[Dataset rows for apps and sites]
╔══
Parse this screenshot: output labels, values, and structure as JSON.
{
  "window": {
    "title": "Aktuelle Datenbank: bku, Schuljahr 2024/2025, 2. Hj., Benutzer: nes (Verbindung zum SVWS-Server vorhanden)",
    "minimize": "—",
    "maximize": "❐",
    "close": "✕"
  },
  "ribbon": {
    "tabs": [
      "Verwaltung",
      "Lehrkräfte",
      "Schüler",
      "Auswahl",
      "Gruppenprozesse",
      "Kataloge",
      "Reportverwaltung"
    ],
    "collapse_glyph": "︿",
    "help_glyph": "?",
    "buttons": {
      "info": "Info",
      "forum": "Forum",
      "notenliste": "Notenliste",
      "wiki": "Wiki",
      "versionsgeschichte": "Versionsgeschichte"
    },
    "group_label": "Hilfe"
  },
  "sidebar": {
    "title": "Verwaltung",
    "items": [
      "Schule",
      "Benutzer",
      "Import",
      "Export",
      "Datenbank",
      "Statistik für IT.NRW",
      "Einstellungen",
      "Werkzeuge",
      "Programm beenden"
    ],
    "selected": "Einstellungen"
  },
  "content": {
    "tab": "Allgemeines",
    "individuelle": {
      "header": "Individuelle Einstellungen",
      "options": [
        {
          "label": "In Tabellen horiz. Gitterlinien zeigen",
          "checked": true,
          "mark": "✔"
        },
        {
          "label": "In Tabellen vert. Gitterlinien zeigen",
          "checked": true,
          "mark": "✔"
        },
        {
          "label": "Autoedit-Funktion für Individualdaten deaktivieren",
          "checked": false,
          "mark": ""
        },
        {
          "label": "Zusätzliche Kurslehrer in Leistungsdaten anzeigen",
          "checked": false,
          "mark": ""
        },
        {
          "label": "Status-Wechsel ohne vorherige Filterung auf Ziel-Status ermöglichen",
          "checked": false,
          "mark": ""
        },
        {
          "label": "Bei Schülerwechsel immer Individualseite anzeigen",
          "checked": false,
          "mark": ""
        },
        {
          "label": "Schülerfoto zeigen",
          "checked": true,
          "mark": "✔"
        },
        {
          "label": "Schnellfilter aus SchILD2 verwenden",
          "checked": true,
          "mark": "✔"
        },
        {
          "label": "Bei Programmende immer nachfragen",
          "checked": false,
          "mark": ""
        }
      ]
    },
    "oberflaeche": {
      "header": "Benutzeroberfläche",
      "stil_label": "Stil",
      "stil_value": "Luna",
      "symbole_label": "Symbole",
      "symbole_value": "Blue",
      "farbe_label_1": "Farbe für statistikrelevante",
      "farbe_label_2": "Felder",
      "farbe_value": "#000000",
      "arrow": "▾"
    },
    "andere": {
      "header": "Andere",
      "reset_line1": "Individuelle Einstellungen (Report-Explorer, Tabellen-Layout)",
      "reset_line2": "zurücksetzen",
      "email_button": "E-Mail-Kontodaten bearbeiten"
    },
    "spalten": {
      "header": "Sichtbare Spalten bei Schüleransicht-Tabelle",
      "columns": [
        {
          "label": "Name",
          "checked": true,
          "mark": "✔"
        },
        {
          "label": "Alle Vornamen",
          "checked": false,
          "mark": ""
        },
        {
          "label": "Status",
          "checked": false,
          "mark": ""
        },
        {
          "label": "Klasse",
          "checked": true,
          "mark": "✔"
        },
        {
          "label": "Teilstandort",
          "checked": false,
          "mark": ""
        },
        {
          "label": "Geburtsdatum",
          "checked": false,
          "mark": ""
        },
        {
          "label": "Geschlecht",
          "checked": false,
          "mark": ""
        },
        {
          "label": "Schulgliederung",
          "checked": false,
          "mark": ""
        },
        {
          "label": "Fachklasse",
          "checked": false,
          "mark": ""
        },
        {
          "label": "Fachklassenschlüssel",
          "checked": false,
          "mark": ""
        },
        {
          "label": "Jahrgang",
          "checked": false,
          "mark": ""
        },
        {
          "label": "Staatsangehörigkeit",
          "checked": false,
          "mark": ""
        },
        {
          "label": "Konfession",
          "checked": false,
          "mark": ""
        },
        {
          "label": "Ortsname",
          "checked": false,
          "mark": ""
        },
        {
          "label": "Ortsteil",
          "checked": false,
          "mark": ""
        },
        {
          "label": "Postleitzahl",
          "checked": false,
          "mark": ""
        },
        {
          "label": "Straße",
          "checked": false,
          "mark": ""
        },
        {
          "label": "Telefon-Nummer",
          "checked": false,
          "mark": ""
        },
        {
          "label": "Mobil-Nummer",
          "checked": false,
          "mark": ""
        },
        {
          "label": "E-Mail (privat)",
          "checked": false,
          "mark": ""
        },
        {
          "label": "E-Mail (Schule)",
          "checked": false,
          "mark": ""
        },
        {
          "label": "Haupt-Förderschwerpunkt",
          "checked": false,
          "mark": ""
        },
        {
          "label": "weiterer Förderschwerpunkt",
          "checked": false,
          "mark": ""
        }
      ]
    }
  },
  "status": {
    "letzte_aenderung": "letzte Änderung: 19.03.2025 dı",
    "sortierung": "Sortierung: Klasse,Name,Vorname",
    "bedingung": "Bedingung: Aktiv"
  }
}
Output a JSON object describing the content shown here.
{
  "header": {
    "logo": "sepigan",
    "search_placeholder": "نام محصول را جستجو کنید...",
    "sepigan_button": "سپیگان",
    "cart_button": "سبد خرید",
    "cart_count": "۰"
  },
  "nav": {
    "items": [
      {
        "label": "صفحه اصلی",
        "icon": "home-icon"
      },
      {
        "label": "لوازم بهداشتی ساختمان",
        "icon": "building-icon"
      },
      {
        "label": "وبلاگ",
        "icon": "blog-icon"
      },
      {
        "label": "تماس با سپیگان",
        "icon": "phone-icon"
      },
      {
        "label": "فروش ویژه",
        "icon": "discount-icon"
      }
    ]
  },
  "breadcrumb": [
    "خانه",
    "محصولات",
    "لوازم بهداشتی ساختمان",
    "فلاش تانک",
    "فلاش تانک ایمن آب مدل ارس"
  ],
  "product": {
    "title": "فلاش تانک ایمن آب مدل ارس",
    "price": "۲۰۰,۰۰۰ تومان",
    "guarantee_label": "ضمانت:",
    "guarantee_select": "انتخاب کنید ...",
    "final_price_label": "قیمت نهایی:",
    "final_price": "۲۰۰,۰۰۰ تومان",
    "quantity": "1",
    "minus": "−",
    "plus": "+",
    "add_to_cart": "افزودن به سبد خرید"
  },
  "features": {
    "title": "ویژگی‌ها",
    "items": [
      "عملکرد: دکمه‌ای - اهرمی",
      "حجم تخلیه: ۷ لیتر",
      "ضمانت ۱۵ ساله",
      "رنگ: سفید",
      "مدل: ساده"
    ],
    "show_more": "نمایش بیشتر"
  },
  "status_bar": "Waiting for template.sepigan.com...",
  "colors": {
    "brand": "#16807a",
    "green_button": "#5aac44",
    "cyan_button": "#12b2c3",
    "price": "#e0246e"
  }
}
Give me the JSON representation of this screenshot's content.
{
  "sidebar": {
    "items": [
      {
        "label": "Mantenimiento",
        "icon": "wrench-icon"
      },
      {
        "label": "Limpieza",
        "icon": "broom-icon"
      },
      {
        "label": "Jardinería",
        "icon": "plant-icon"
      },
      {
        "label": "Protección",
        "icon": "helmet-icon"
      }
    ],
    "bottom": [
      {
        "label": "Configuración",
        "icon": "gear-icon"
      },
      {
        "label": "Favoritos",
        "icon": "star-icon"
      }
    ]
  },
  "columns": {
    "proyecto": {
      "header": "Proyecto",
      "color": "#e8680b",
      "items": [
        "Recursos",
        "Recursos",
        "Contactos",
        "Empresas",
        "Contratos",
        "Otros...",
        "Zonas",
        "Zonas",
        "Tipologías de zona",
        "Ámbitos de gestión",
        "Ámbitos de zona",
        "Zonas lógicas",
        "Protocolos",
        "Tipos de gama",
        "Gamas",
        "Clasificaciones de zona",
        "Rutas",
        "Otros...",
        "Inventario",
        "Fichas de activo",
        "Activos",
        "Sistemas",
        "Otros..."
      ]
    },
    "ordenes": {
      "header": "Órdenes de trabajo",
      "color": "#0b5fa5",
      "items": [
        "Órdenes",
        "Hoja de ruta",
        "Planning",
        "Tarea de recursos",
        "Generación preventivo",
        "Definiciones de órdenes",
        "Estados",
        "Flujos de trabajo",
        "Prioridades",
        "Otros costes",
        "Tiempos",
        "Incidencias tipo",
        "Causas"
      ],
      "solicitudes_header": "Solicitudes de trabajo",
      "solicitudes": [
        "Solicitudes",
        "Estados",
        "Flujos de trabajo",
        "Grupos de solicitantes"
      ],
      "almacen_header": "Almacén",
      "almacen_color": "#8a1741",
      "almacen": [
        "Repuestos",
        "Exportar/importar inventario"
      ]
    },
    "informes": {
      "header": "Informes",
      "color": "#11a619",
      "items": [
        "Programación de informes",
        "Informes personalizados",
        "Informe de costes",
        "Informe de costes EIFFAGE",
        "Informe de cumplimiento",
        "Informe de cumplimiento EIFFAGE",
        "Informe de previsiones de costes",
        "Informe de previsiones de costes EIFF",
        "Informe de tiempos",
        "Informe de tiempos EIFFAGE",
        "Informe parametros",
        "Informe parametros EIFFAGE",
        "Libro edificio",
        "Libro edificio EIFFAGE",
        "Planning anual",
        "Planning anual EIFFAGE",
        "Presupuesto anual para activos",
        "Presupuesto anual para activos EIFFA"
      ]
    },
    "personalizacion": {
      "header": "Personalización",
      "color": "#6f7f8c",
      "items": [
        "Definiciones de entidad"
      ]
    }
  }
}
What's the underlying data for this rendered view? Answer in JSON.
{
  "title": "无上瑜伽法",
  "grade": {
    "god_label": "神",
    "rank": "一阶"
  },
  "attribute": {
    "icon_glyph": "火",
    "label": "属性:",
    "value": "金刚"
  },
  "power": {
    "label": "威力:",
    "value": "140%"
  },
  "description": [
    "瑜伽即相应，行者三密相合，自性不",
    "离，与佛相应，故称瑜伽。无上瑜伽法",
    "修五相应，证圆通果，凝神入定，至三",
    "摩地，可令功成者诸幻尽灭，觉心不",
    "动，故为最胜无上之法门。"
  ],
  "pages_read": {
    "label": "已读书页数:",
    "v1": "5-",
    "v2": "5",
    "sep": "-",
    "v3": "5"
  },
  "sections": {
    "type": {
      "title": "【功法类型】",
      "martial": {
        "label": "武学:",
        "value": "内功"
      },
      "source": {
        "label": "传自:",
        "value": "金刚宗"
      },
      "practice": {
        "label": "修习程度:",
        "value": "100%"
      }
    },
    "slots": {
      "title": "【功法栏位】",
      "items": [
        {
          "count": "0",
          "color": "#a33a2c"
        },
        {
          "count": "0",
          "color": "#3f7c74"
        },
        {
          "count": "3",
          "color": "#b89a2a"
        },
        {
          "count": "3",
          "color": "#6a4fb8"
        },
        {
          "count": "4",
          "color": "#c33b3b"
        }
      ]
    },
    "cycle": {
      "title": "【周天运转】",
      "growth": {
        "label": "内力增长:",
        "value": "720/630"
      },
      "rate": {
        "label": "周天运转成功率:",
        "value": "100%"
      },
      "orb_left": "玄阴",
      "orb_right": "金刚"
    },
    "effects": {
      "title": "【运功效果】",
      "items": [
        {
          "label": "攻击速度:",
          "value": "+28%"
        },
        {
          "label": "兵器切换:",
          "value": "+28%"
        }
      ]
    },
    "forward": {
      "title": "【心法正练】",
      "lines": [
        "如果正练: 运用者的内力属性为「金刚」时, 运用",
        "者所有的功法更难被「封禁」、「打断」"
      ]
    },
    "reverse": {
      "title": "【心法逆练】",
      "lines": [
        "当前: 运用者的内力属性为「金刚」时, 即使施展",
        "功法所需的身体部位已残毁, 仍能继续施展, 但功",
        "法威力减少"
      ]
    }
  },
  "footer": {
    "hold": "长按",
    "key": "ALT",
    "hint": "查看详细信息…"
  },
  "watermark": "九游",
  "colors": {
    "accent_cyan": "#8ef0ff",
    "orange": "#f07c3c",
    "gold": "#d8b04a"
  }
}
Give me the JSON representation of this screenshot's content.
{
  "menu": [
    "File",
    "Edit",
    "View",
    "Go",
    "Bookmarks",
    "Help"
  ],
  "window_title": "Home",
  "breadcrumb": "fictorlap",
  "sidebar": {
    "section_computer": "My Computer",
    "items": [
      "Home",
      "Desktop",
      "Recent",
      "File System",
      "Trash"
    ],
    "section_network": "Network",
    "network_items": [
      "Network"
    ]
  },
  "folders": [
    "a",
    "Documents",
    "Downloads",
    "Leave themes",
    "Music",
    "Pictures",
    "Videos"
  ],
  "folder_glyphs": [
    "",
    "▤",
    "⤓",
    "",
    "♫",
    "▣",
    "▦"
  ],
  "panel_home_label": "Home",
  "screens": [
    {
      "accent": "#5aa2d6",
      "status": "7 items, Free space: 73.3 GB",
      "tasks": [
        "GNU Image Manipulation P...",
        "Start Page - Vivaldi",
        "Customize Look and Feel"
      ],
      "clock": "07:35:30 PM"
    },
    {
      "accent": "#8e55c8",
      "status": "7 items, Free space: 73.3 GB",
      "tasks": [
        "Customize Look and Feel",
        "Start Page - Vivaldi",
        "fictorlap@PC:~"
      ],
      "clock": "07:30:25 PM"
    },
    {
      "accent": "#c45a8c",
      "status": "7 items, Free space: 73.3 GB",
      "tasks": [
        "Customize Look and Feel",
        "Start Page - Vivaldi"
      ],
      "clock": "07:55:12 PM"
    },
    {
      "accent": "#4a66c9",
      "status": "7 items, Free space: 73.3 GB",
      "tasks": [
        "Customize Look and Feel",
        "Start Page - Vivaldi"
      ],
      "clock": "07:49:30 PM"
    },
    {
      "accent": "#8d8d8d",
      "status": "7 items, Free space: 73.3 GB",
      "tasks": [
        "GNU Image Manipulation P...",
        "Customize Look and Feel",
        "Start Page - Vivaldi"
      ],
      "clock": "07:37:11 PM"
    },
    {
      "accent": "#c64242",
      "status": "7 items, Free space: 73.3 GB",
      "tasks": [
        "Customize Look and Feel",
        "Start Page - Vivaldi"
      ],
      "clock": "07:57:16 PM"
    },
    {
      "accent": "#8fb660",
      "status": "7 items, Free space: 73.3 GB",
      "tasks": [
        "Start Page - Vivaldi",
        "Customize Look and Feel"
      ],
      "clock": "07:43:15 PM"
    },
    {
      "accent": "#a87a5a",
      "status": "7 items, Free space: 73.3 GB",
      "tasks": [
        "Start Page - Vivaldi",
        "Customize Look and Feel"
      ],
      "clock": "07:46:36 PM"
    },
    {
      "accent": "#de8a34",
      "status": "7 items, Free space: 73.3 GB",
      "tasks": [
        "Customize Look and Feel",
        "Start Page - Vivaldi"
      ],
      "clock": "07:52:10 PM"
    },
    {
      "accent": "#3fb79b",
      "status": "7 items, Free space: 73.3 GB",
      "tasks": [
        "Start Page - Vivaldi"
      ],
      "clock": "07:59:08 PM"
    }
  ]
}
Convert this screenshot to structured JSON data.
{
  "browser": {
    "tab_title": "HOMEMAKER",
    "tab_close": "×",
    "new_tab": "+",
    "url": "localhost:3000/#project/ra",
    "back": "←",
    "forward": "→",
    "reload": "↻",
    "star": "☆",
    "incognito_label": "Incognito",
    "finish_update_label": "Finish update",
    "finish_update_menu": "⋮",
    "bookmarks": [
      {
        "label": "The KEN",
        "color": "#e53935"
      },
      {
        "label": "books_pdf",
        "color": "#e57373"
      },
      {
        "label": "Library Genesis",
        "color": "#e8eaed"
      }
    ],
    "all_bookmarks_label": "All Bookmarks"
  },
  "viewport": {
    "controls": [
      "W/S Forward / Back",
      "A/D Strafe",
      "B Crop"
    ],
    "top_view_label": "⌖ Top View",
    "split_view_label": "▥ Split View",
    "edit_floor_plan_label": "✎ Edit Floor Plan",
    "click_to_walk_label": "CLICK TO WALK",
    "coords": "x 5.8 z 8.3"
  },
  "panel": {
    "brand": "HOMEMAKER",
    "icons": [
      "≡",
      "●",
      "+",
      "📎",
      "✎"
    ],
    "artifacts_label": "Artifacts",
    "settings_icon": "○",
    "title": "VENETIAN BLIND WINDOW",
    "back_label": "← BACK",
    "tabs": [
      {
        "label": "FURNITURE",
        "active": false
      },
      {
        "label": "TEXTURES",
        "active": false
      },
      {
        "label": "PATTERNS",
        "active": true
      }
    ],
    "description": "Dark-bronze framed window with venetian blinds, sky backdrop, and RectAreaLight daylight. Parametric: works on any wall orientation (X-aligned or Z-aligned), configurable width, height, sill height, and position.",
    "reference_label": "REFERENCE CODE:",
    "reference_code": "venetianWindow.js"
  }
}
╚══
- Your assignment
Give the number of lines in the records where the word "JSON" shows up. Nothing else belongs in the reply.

- Answer area
6